Aim of the exercise
Copy out the records in full, word for word, without pictures.

Data entries
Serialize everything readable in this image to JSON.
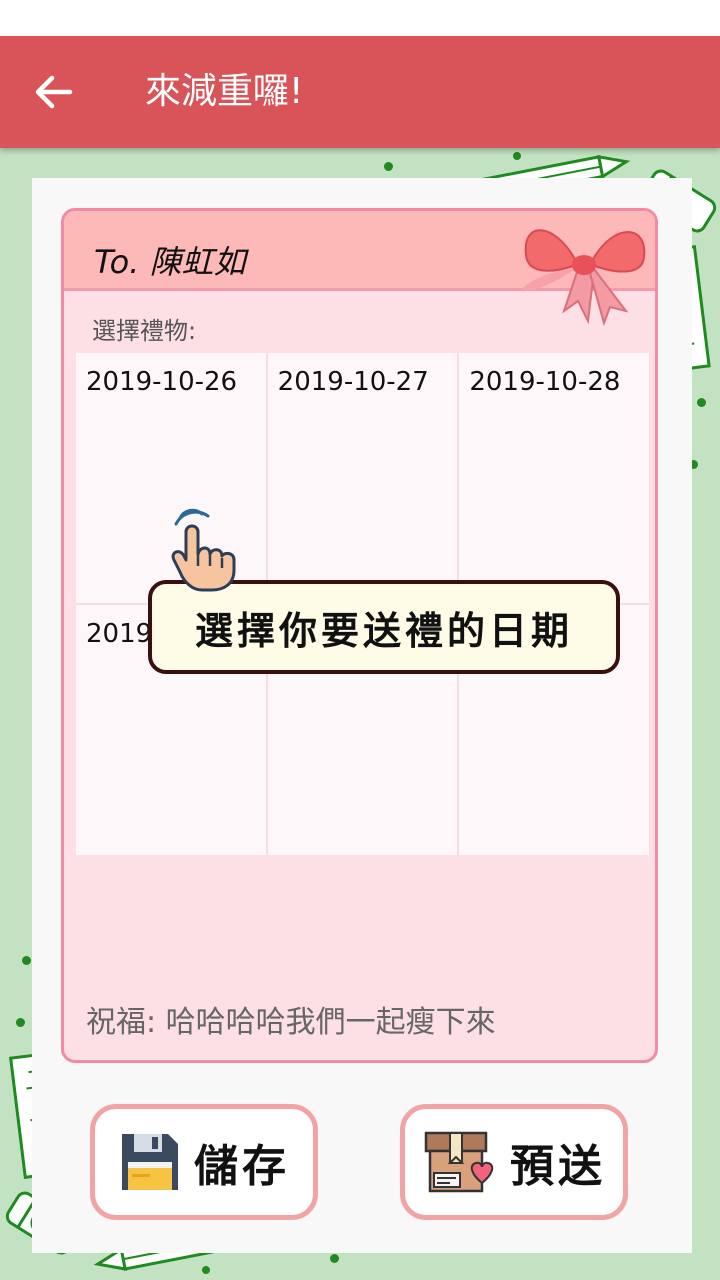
{
  "app_bar": {
    "title": "來減重囉!",
    "back_icon": "arrow-left-icon",
    "color": "#d95459"
  },
  "card": {
    "recipient": "To. 陳虹如",
    "gift_label": "選擇禮物:",
    "dates": [
      "2019-10-26",
      "2019-10-27",
      "2019-10-28",
      "2019",
      "",
      ""
    ],
    "blessing": "祝福: 哈哈哈哈我們一起瘦下來"
  },
  "tooltip": {
    "text": "選擇你要送禮的日期"
  },
  "buttons": {
    "save_label": "儲存",
    "save_icon": "floppy-disk-icon",
    "send_label": "預送",
    "send_icon": "gift-box-icon"
  },
  "colors": {
    "background": "#c3e2c1",
    "card_border": "#f08aa5",
    "card_header": "#fdb8b8",
    "card_fill": "#fde0e6",
    "button_border": "#f2a3a3"
  }
}
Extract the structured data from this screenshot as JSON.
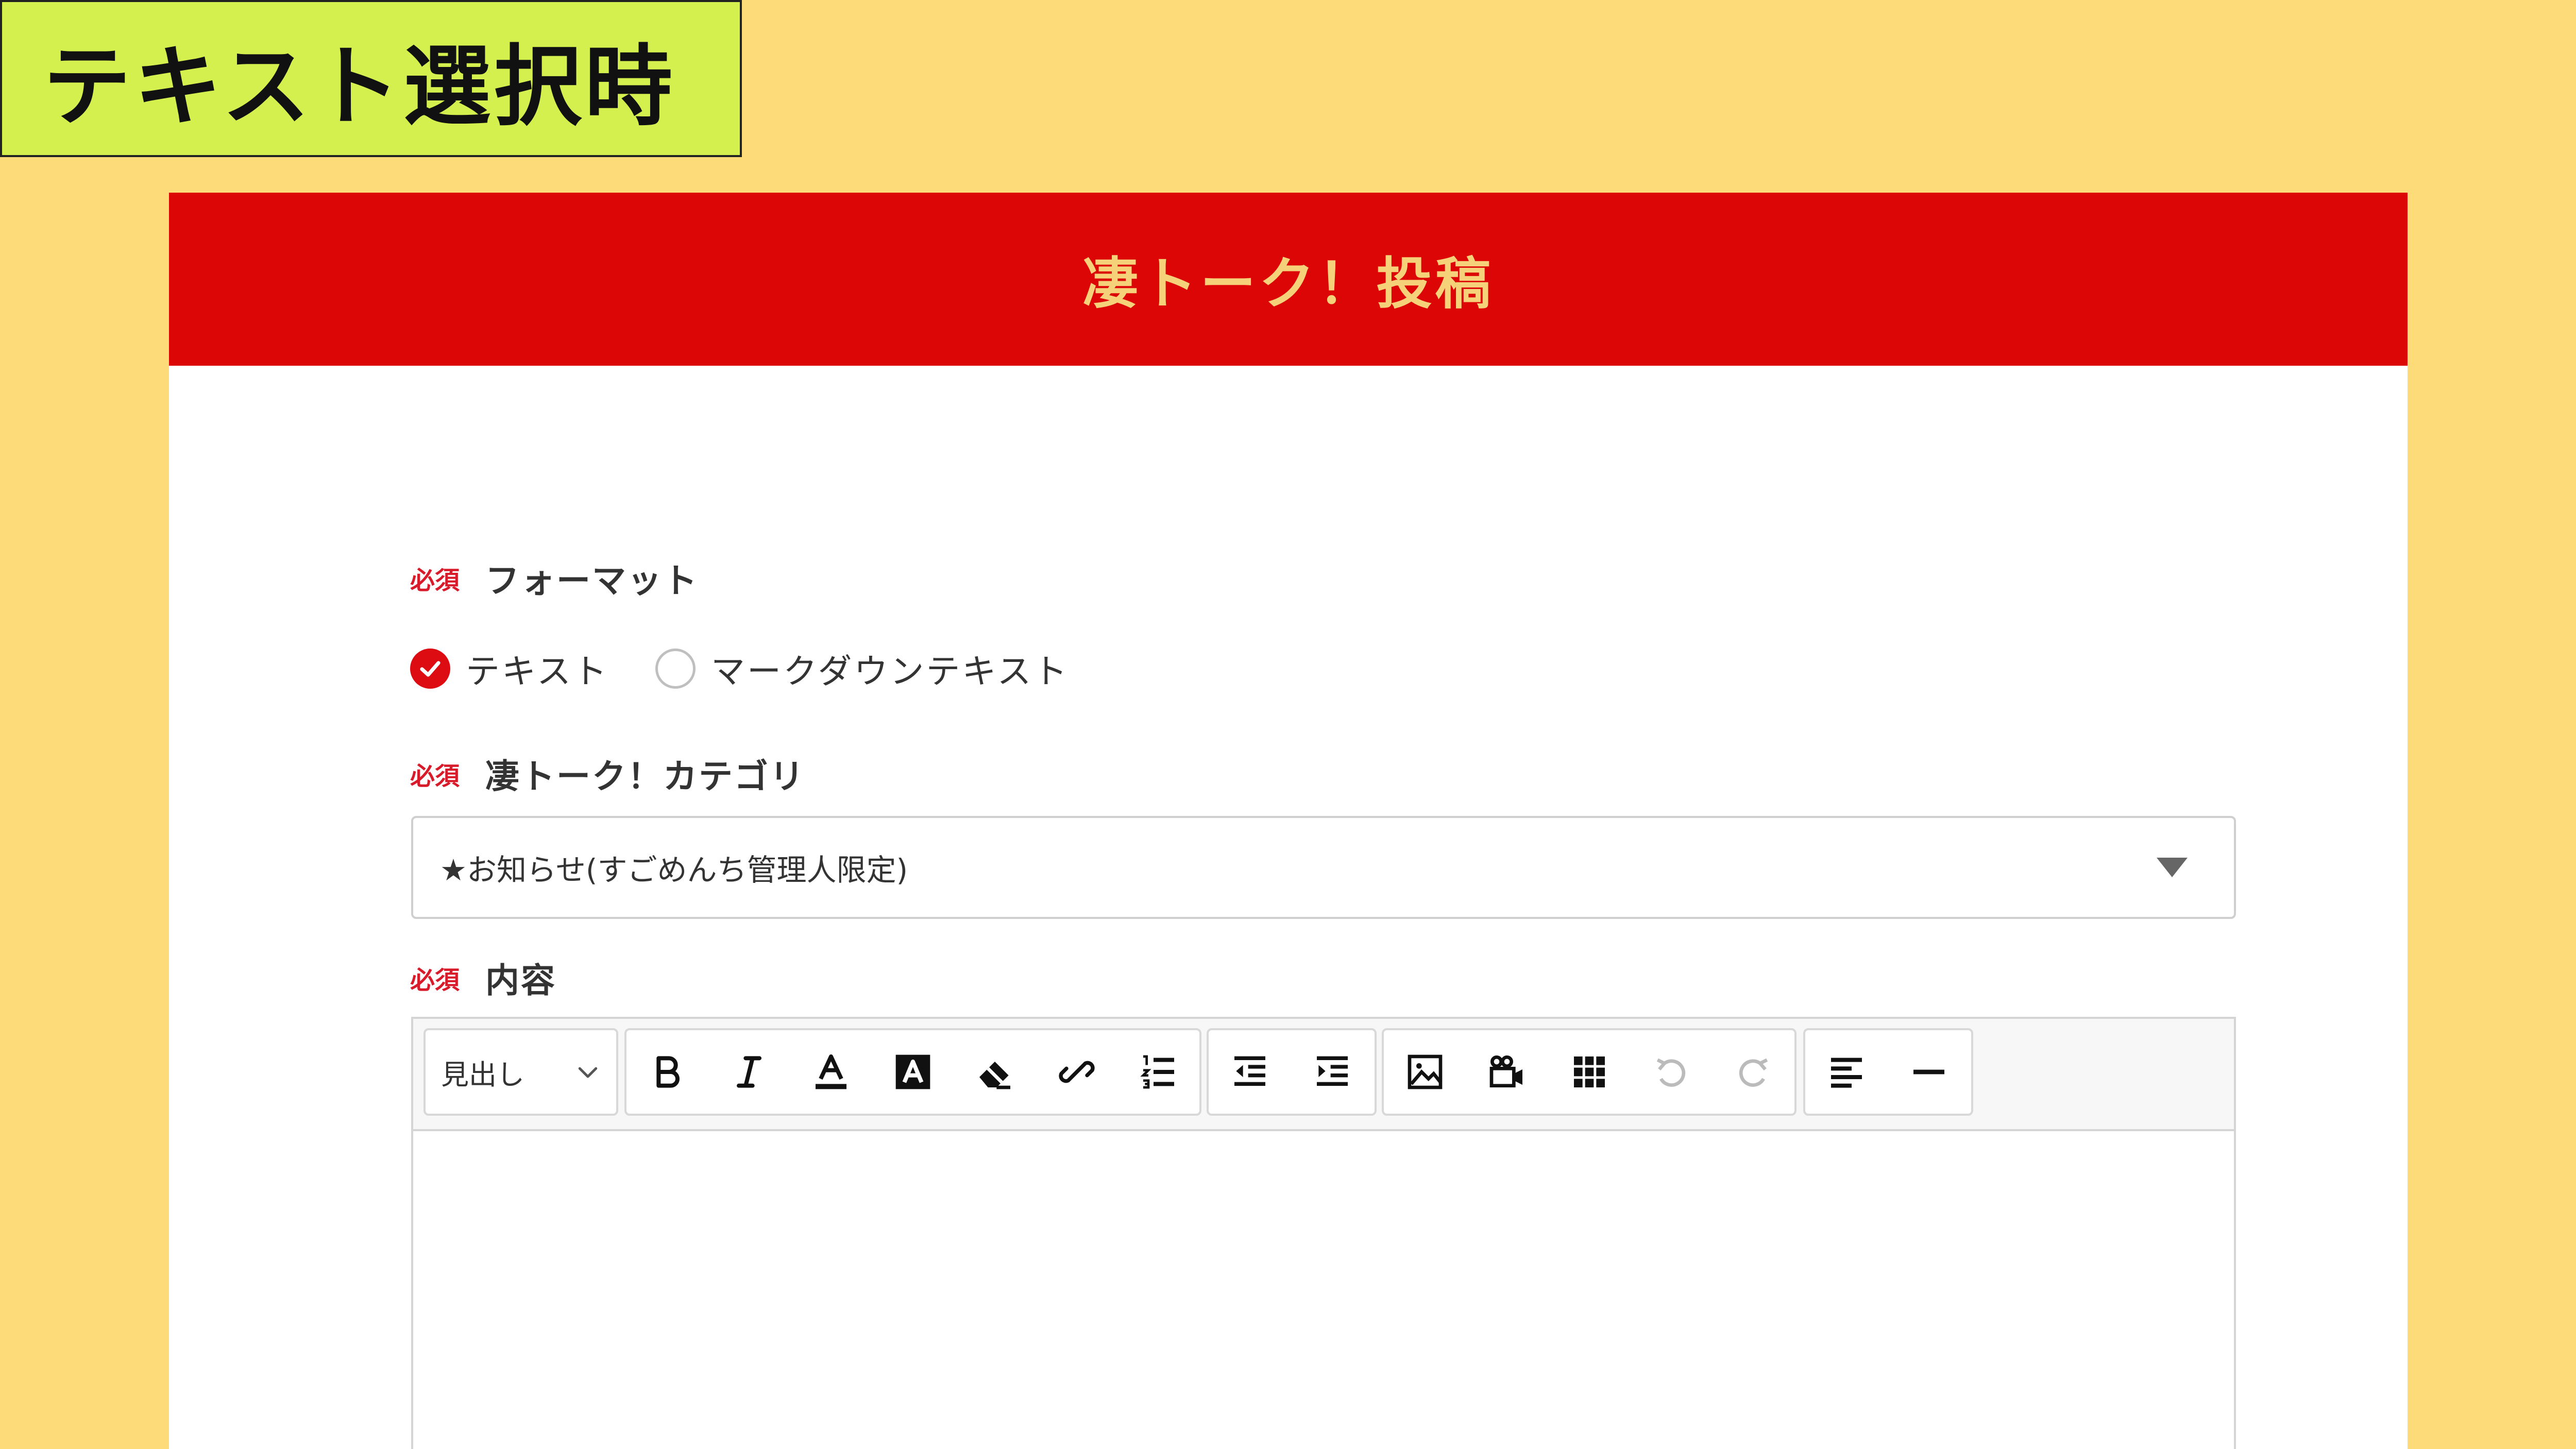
{
  "tag_label": "テキスト選択時",
  "header": {
    "title": "凄トーク！投稿"
  },
  "format": {
    "required": "必須",
    "label": "フォーマット",
    "options": [
      {
        "label": "テキスト",
        "selected": true
      },
      {
        "label": "マークダウンテキスト",
        "selected": false
      }
    ]
  },
  "category": {
    "required": "必須",
    "label": "凄トーク！カテゴリ",
    "selected_value": "★お知らせ(すごめんち管理人限定)"
  },
  "content": {
    "required": "必須",
    "label": "内容",
    "toolbar": {
      "heading_value": "見出し",
      "buttons": [
        "bold-icon",
        "italic-icon",
        "font-color-icon",
        "highlight-icon",
        "eraser-icon",
        "unlink-icon",
        "ordered-list-icon",
        "outdent-icon",
        "indent-icon",
        "image-icon",
        "video-icon",
        "table-icon",
        "undo-icon",
        "redo-icon",
        "align-left-icon",
        "horizontal-rule-icon"
      ]
    }
  },
  "colors": {
    "background": "#fddb78",
    "tag": "#d4f04e",
    "header": "#dc0606",
    "header_text": "#f5d27a",
    "required": "#d81b2a"
  }
}
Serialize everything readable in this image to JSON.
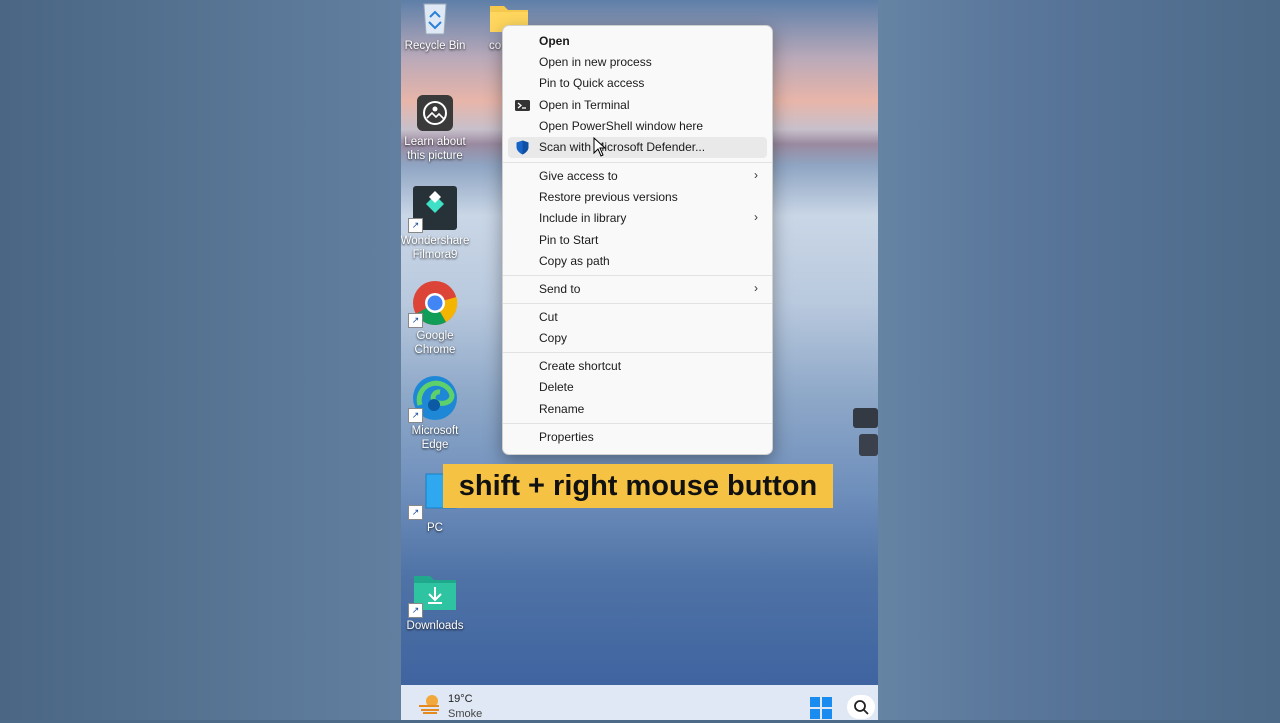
{
  "desktop": {
    "icons": [
      {
        "label": "Recycle Bin",
        "icon": "recycle-bin-icon"
      },
      {
        "label": "co",
        "icon": "folder-icon"
      },
      {
        "label": "Learn about this picture",
        "icon": "learn-about-picture-icon"
      },
      {
        "label": "Wondershare Filmora9",
        "icon": "filmora-icon"
      },
      {
        "label": "Google Chrome",
        "icon": "chrome-icon"
      },
      {
        "label": "Microsoft Edge",
        "icon": "edge-icon"
      },
      {
        "label": "PC",
        "icon": "pc-icon"
      },
      {
        "label": "Downloads",
        "icon": "downloads-folder-icon"
      }
    ]
  },
  "context_menu": {
    "items": [
      {
        "label": "Open",
        "bold": true
      },
      {
        "label": "Open in new process"
      },
      {
        "label": "Pin to Quick access"
      },
      {
        "label": "Open in Terminal",
        "icon": "terminal-icon"
      },
      {
        "label": "Open PowerShell window here"
      },
      {
        "label": "Scan with Microsoft Defender...",
        "icon": "defender-shield-icon",
        "hovered": true
      },
      {
        "label": "Give access to",
        "submenu": true
      },
      {
        "label": "Restore previous versions"
      },
      {
        "label": "Include in library",
        "submenu": true
      },
      {
        "label": "Pin to Start"
      },
      {
        "label": "Copy as path"
      },
      {
        "label": "Send to",
        "submenu": true
      },
      {
        "label": "Cut"
      },
      {
        "label": "Copy"
      },
      {
        "label": "Create shortcut"
      },
      {
        "label": "Delete"
      },
      {
        "label": "Rename"
      },
      {
        "label": "Properties"
      }
    ],
    "submenu_arrow": "›"
  },
  "caption": {
    "text": "shift + right mouse button"
  },
  "taskbar": {
    "weather": {
      "temperature": "19°C",
      "condition": "Smoke"
    }
  },
  "colors": {
    "caption_bg": "#f5c244",
    "menu_bg": "#f9f9f9",
    "taskbar_bg": "#dfe8f4",
    "accent": "#0f6cbd"
  }
}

Exercise output
Serialize everything readable in this image to JSON.
{
  "app_bar": {
    "title": "來減重囉!",
    "back_icon": "arrow-left-icon",
    "color": "#d95459"
  },
  "card": {
    "recipient": "To. 陳虹如",
    "gift_label": "選擇禮物:",
    "dates": [
      "2019-10-26",
      "2019-10-27",
      "2019-10-28",
      "2019",
      "",
      ""
    ],
    "blessing": "祝福: 哈哈哈哈我們一起瘦下來"
  },
  "tooltip": {
    "text": "選擇你要送禮的日期"
  },
  "buttons": {
    "save_label": "儲存",
    "save_icon": "floppy-disk-icon",
    "send_label": "預送",
    "send_icon": "gift-box-icon"
  },
  "colors": {
    "background": "#c3e2c1",
    "card_border": "#f08aa5",
    "card_header": "#fdb8b8",
    "card_fill": "#fde0e6",
    "button_border": "#f2a3a3"
  }
}
Extract the structured data from this screenshot as JSON.
{
  "tag_label": "テキスト選択時",
  "header": {
    "title": "凄トーク！投稿"
  },
  "format": {
    "required": "必須",
    "label": "フォーマット",
    "options": [
      {
        "label": "テキスト",
        "selected": true
      },
      {
        "label": "マークダウンテキスト",
        "selected": false
      }
    ]
  },
  "category": {
    "required": "必須",
    "label": "凄トーク！カテゴリ",
    "selected_value": "★お知らせ(すごめんち管理人限定)"
  },
  "content": {
    "required": "必須",
    "label": "内容",
    "toolbar": {
      "heading_value": "見出し",
      "buttons": [
        "bold-icon",
        "italic-icon",
        "font-color-icon",
        "highlight-icon",
        "eraser-icon",
        "unlink-icon",
        "ordered-list-icon",
        "outdent-icon",
        "indent-icon",
        "image-icon",
        "video-icon",
        "table-icon",
        "undo-icon",
        "redo-icon",
        "align-left-icon",
        "horizontal-rule-icon"
      ]
    }
  },
  "colors": {
    "background": "#fddb78",
    "tag": "#d4f04e",
    "header": "#dc0606",
    "header_text": "#f5d27a",
    "required": "#d81b2a"
  }
}
Serialize everything readable in this image to JSON.
{
  "desktop": {
    "icons": [
      {
        "label": "Recycle Bin",
        "icon": "recycle-bin-icon"
      },
      {
        "label": "co",
        "icon": "folder-icon"
      },
      {
        "label": "Learn about this picture",
        "icon": "learn-about-picture-icon"
      },
      {
        "label": "Wondershare Filmora9",
        "icon": "filmora-icon"
      },
      {
        "label": "Google Chrome",
        "icon": "chrome-icon"
      },
      {
        "label": "Microsoft Edge",
        "icon": "edge-icon"
      },
      {
        "label": "PC",
        "icon": "pc-icon"
      },
      {
        "label": "Downloads",
        "icon": "downloads-folder-icon"
      }
    ]
  },
  "context_menu": {
    "items": [
      {
        "label": "Open",
        "bold": true
      },
      {
        "label": "Open in new process"
      },
      {
        "label": "Pin to Quick access"
      },
      {
        "label": "Open in Terminal",
        "icon": "terminal-icon"
      },
      {
        "label": "Open PowerShell window here"
      },
      {
        "label": "Scan with Microsoft Defender...",
        "icon": "defender-shield-icon",
        "hovered": true
      },
      {
        "label": "Give access to",
        "submenu": true
      },
      {
        "label": "Restore previous versions"
      },
      {
        "label": "Include in library",
        "submenu": true
      },
      {
        "label": "Pin to Start"
      },
      {
        "label": "Copy as path"
      },
      {
        "label": "Send to",
        "submenu": true
      },
      {
        "label": "Cut"
      },
      {
        "label": "Copy"
      },
      {
        "label": "Create shortcut"
      },
      {
        "label": "Delete"
      },
      {
        "label": "Rename"
      },
      {
        "label": "Properties"
      }
    ],
    "submenu_arrow": "›"
  },
  "caption": {
    "text": "shift + right mouse button"
  },
  "taskbar": {
    "weather": {
      "temperature": "19°C",
      "condition": "Smoke"
    }
  },
  "colors": {
    "caption_bg": "#f5c244",
    "menu_bg": "#f9f9f9",
    "taskbar_bg": "#dfe8f4",
    "accent": "#0f6cbd"
  }
}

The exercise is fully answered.